§ Problem details
Make an exact copy of the records below. Include every line.

-=-=-=-=-

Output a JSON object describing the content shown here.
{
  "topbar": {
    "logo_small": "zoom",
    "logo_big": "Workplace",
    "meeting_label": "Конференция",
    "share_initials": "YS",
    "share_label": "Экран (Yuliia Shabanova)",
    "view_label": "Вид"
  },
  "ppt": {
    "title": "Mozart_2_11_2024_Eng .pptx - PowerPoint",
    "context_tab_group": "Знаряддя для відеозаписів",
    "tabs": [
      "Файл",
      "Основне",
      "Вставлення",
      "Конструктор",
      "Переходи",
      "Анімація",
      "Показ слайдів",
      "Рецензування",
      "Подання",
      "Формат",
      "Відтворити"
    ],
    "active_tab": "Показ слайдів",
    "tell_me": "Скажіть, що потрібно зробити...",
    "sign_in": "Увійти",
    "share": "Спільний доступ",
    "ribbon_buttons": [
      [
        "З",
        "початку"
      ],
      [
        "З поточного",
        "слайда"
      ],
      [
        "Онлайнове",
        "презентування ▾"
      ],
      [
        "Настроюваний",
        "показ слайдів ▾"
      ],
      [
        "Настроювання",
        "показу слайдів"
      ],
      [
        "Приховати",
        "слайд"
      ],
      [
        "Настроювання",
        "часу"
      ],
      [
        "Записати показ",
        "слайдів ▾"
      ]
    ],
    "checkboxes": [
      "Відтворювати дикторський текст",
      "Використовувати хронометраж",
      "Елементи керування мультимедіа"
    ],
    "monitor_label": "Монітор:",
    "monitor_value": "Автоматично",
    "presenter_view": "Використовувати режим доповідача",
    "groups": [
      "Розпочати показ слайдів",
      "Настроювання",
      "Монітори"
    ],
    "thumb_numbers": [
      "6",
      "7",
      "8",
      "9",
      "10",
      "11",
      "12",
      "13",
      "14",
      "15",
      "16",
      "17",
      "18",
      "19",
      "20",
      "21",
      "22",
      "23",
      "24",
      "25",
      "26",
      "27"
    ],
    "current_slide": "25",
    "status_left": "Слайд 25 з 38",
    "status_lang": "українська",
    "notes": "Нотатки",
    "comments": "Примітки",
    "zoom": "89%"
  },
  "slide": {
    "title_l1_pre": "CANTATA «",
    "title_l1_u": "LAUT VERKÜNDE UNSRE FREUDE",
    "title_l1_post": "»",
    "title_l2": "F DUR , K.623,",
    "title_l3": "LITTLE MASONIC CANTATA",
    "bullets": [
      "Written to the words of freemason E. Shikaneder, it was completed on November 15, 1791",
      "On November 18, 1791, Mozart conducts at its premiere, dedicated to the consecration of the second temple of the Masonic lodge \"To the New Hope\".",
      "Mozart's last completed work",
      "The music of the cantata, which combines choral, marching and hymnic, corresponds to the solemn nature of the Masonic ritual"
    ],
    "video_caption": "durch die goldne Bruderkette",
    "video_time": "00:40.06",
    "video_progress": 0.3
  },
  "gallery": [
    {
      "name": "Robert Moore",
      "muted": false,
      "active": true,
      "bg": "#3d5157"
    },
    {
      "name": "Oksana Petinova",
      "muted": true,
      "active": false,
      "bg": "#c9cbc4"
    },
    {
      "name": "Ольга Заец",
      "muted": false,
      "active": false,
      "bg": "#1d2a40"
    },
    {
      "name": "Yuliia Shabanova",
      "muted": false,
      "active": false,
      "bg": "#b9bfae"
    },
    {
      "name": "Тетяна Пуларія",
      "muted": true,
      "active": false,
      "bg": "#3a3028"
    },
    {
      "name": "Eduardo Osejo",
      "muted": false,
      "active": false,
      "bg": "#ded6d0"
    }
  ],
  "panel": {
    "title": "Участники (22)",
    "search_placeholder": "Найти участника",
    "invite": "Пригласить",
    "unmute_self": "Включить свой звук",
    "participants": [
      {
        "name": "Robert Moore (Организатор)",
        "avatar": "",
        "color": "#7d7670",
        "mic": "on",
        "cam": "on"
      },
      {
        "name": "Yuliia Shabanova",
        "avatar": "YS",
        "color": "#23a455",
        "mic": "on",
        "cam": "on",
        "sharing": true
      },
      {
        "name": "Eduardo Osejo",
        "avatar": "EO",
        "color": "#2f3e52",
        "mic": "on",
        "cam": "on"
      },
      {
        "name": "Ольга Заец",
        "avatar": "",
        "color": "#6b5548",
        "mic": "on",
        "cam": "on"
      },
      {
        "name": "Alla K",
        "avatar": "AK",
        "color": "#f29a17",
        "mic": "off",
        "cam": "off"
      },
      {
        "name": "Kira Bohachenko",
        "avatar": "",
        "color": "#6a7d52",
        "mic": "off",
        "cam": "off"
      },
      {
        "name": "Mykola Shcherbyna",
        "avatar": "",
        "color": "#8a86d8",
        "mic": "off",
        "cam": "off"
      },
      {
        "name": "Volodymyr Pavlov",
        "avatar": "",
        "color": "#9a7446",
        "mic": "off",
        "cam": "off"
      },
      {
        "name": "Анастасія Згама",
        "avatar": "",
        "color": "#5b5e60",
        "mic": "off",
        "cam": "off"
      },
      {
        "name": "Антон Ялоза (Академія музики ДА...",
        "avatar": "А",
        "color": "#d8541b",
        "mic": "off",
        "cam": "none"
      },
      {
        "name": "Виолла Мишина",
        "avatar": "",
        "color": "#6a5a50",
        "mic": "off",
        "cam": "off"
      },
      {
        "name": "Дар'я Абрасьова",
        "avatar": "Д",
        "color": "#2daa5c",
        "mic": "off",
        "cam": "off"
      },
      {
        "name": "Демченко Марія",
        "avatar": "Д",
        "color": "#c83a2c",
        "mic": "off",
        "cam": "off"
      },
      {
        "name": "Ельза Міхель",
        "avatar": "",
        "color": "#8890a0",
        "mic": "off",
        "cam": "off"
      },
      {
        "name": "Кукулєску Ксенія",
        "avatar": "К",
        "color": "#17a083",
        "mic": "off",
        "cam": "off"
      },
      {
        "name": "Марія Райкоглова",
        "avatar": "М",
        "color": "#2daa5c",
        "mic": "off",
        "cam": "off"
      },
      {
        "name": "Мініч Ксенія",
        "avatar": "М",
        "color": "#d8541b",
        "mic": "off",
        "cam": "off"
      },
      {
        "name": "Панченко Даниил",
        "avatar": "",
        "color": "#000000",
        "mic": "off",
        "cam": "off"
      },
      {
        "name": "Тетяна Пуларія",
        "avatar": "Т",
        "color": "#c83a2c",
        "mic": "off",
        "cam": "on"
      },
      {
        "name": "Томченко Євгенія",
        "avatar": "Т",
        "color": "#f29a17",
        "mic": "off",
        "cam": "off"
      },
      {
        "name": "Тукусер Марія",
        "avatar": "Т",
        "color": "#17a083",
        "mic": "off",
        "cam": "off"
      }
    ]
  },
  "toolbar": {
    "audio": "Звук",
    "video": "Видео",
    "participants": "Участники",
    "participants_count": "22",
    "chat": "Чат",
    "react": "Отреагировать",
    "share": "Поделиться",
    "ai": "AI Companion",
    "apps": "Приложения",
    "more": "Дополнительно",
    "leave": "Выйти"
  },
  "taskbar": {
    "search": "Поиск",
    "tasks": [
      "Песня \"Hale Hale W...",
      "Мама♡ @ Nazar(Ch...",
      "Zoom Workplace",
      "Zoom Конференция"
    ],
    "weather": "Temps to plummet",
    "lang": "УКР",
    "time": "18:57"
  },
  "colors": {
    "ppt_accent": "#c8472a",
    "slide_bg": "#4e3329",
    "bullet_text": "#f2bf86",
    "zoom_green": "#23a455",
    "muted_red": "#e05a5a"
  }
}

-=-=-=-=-

§ Answer to the problem
Output a JSON object describing the content shown here.
{
  "topbar": {
    "logo_small": "zoom",
    "logo_big": "Workplace",
    "meeting_label": "Конференция",
    "share_initials": "YS",
    "share_label": "Экран (Yuliia Shabanova)",
    "view_label": "Вид"
  },
  "ppt": {
    "title": "Mozart_2_11_2024_Eng .pptx - PowerPoint",
    "context_tab_group": "Знаряддя для відеозаписів",
    "tabs": [
      "Файл",
      "Основне",
      "Вставлення",
      "Конструктор",
      "Переходи",
      "Анімація",
      "Показ слайдів",
      "Рецензування",
      "Подання",
      "Формат",
      "Відтворити"
    ],
    "active_tab": "Показ слайдів",
    "tell_me": "Скажіть, що потрібно зробити...",
    "sign_in": "Увійти",
    "share": "Спільний доступ",
    "ribbon_buttons": [
      [
        "З",
        "початку"
      ],
      [
        "З поточного",
        "слайда"
      ],
      [
        "Онлайнове",
        "презентування ▾"
      ],
      [
        "Настроюваний",
        "показ слайдів ▾"
      ],
      [
        "Настроювання",
        "показу слайдів"
      ],
      [
        "Приховати",
        "слайд"
      ],
      [
        "Настроювання",
        "часу"
      ],
      [
        "Записати показ",
        "слайдів ▾"
      ]
    ],
    "checkboxes": [
      "Відтворювати дикторський текст",
      "Використовувати хронометраж",
      "Елементи керування мультимедіа"
    ],
    "monitor_label": "Монітор:",
    "monitor_value": "Автоматично",
    "presenter_view": "Використовувати режим доповідача",
    "groups": [
      "Розпочати показ слайдів",
      "Настроювання",
      "Монітори"
    ],
    "thumb_numbers": [
      "6",
      "7",
      "8",
      "9",
      "10",
      "11",
      "12",
      "13",
      "14",
      "15",
      "16",
      "17",
      "18",
      "19",
      "20",
      "21",
      "22",
      "23",
      "24",
      "25",
      "26",
      "27"
    ],
    "current_slide": "25",
    "status_left": "Слайд 25 з 38",
    "status_lang": "українська",
    "notes": "Нотатки",
    "comments": "Примітки",
    "zoom": "89%"
  },
  "slide": {
    "title_l1_pre": "CANTATA «",
    "title_l1_u": "LAUT VERKÜNDE UNSRE FREUDE",
    "title_l1_post": "»",
    "title_l2": "F DUR , K.623,",
    "title_l3": "LITTLE MASONIC CANTATA",
    "bullets": [
      "Written to the words of freemason E. Shikaneder, it was completed on November 15, 1791",
      "On November 18, 1791, Mozart conducts at its premiere, dedicated to the consecration of the second temple of the Masonic lodge \"To the New Hope\".",
      "Mozart's last completed work",
      "The music of the cantata, which combines choral, marching and hymnic, corresponds to the solemn nature of the Masonic ritual"
    ],
    "video_caption": "durch die goldne Bruderkette",
    "video_time": "00:40.06",
    "video_progress": 0.3
  },
  "gallery": [
    {
      "name": "Robert Moore",
      "muted": false,
      "active": true,
      "bg": "#3d5157"
    },
    {
      "name": "Oksana Petinova",
      "muted": true,
      "active": false,
      "bg": "#c9cbc4"
    },
    {
      "name": "Ольга Заец",
      "muted": false,
      "active": false,
      "bg": "#1d2a40"
    },
    {
      "name": "Yuliia Shabanova",
      "muted": false,
      "active": false,
      "bg": "#b9bfae"
    },
    {
      "name": "Тетяна Пуларія",
      "muted": true,
      "active": false,
      "bg": "#3a3028"
    },
    {
      "name": "Eduardo Osejo",
      "muted": false,
      "active": false,
      "bg": "#ded6d0"
    }
  ],
  "panel": {
    "title": "Участники (22)",
    "search_placeholder": "Найти участника",
    "invite": "Пригласить",
    "unmute_self": "Включить свой звук",
    "participants": [
      {
        "name": "Robert Moore (Организатор)",
        "avatar": "",
        "color": "#7d7670",
        "mic": "on",
        "cam": "on"
      },
      {
        "name": "Yuliia Shabanova",
        "avatar": "YS",
        "color": "#23a455",
        "mic": "on",
        "cam": "on",
        "sharing": true
      },
      {
        "name": "Eduardo Osejo",
        "avatar": "EO",
        "color": "#2f3e52",
        "mic": "on",
        "cam": "on"
      },
      {
        "name": "Ольга Заец",
        "avatar": "",
        "color": "#6b5548",
        "mic": "on",
        "cam": "on"
      },
      {
        "name": "Alla K",
        "avatar": "AK",
        "color": "#f29a17",
        "mic": "off",
        "cam": "off"
      },
      {
        "name": "Kira Bohachenko",
        "avatar": "",
        "color": "#6a7d52",
        "mic": "off",
        "cam": "off"
      },
      {
        "name": "Mykola Shcherbyna",
        "avatar": "",
        "color": "#8a86d8",
        "mic": "off",
        "cam": "off"
      },
      {
        "name": "Volodymyr Pavlov",
        "avatar": "",
        "color": "#9a7446",
        "mic": "off",
        "cam": "off"
      },
      {
        "name": "Анастасія Згама",
        "avatar": "",
        "color": "#5b5e60",
        "mic": "off",
        "cam": "off"
      },
      {
        "name": "Антон Ялоза (Академія музики ДА...",
        "avatar": "А",
        "color": "#d8541b",
        "mic": "off",
        "cam": "none"
      },
      {
        "name": "Виолла Мишина",
        "avatar": "",
        "color": "#6a5a50",
        "mic": "off",
        "cam": "off"
      },
      {
        "name": "Дар'я Абрасьова",
        "avatar": "Д",
        "color": "#2daa5c",
        "mic": "off",
        "cam": "off"
      },
      {
        "name": "Демченко Марія",
        "avatar": "Д",
        "color": "#c83a2c",
        "mic": "off",
        "cam": "off"
      },
      {
        "name": "Ельза Міхель",
        "avatar": "",
        "color": "#8890a0",
        "mic": "off",
        "cam": "off"
      },
      {
        "name": "Кукулєску Ксенія",
        "avatar": "К",
        "color": "#17a083",
        "mic": "off",
        "cam": "off"
      },
      {
        "name": "Марія Райкоглова",
        "avatar": "М",
        "color": "#2daa5c",
        "mic": "off",
        "cam": "off"
      },
      {
        "name": "Мініч Ксенія",
        "avatar": "М",
        "color": "#d8541b",
        "mic": "off",
        "cam": "off"
      },
      {
        "name": "Панченко Даниил",
        "avatar": "",
        "color": "#000000",
        "mic": "off",
        "cam": "off"
      },
      {
        "name": "Тетяна Пуларія",
        "avatar": "Т",
        "color": "#c83a2c",
        "mic": "off",
        "cam": "on"
      },
      {
        "name": "Томченко Євгенія",
        "avatar": "Т",
        "color": "#f29a17",
        "mic": "off",
        "cam": "off"
      },
      {
        "name": "Тукусер Марія",
        "avatar": "Т",
        "color": "#17a083",
        "mic": "off",
        "cam": "off"
      }
    ]
  },
  "toolbar": {
    "audio": "Звук",
    "video": "Видео",
    "participants": "Участники",
    "participants_count": "22",
    "chat": "Чат",
    "react": "Отреагировать",
    "share": "Поделиться",
    "ai": "AI Companion",
    "apps": "Приложения",
    "more": "Дополнительно",
    "leave": "Выйти"
  },
  "taskbar": {
    "search": "Поиск",
    "tasks": [
      "Песня \"Hale Hale W...",
      "Мама♡ @ Nazar(Ch...",
      "Zoom Workplace",
      "Zoom Конференция"
    ],
    "weather": "Temps to plummet",
    "lang": "УКР",
    "time": "18:57"
  },
  "colors": {
    "ppt_accent": "#c8472a",
    "slide_bg": "#4e3329",
    "bullet_text": "#f2bf86",
    "zoom_green": "#23a455",
    "muted_red": "#e05a5a"
  }
}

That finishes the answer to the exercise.